**WHAT YOU ARE ASKED TO DO:**
Pull every line with "Windows" from the data.

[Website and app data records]
# # # # # # #

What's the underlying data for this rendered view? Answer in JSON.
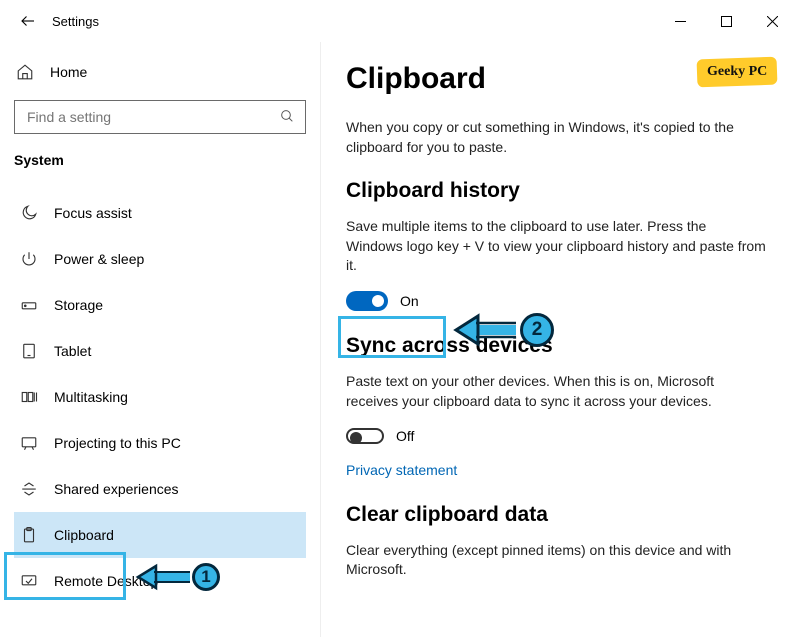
{
  "window": {
    "title": "Settings"
  },
  "sidebar": {
    "home_label": "Home",
    "search_placeholder": "Find a setting",
    "section_title": "System",
    "items": [
      {
        "label": "Focus assist"
      },
      {
        "label": "Power & sleep"
      },
      {
        "label": "Storage"
      },
      {
        "label": "Tablet"
      },
      {
        "label": "Multitasking"
      },
      {
        "label": "Projecting to this PC"
      },
      {
        "label": "Shared experiences"
      },
      {
        "label": "Clipboard"
      },
      {
        "label": "Remote Desktop"
      }
    ]
  },
  "main": {
    "title": "Clipboard",
    "intro": "When you copy or cut something in Windows, it's copied to the clipboard for you to paste.",
    "history": {
      "heading": "Clipboard history",
      "desc": "Save multiple items to the clipboard to use later. Press the Windows logo key + V to view your clipboard history and paste from it.",
      "toggle_label": "On"
    },
    "sync": {
      "heading": "Sync across devices",
      "desc": "Paste text on your other devices. When this is on, Microsoft receives your clipboard data to sync it across your devices.",
      "toggle_label": "Off",
      "privacy_link": "Privacy statement"
    },
    "clear": {
      "heading": "Clear clipboard data",
      "desc": "Clear everything (except pinned items) on this device and with Microsoft."
    }
  },
  "brand": {
    "text": "Geeky PC"
  },
  "annotations": {
    "a1": "1",
    "a2": "2"
  }
}
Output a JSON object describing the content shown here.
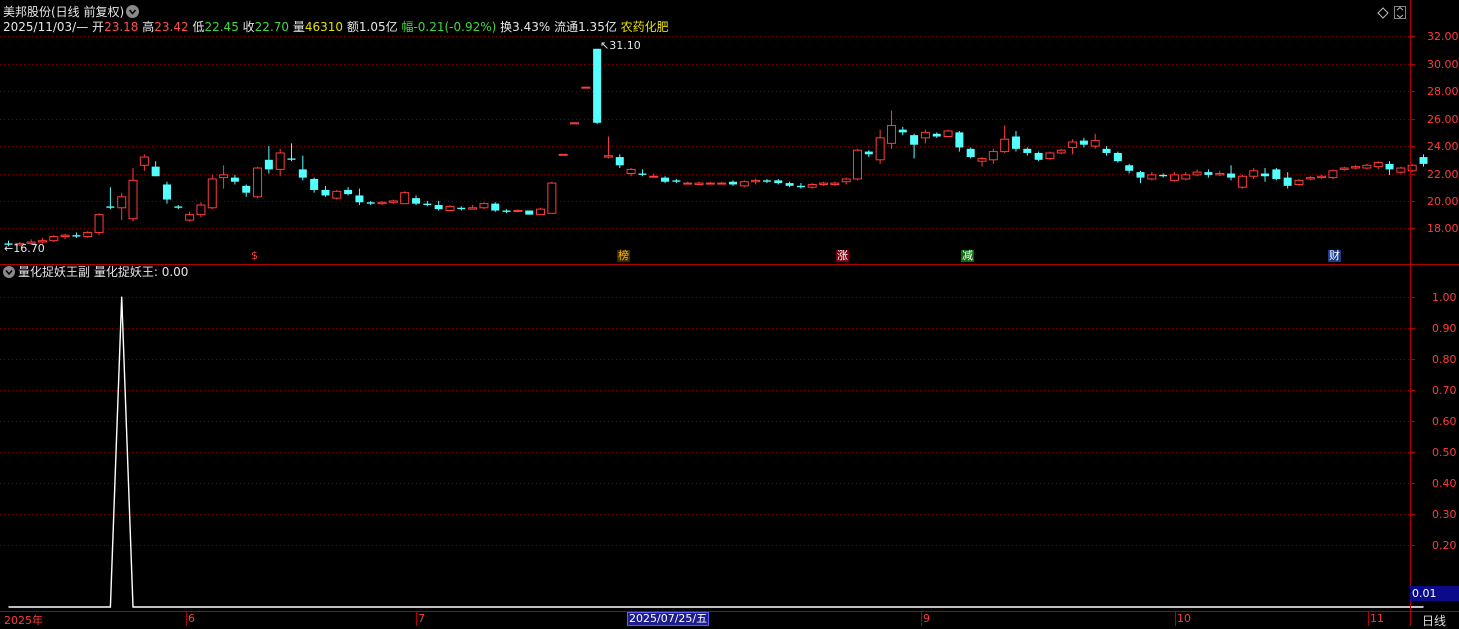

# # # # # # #

**TASK SOLUTION:**
    "intro": "When you copy or cut something in Windows, it's copied to the clipboard for you to paste.",
      "desc": "Save multiple items to the clipboard to use later. Press the Windows logo key + V to view your clipboard history and paste from it.",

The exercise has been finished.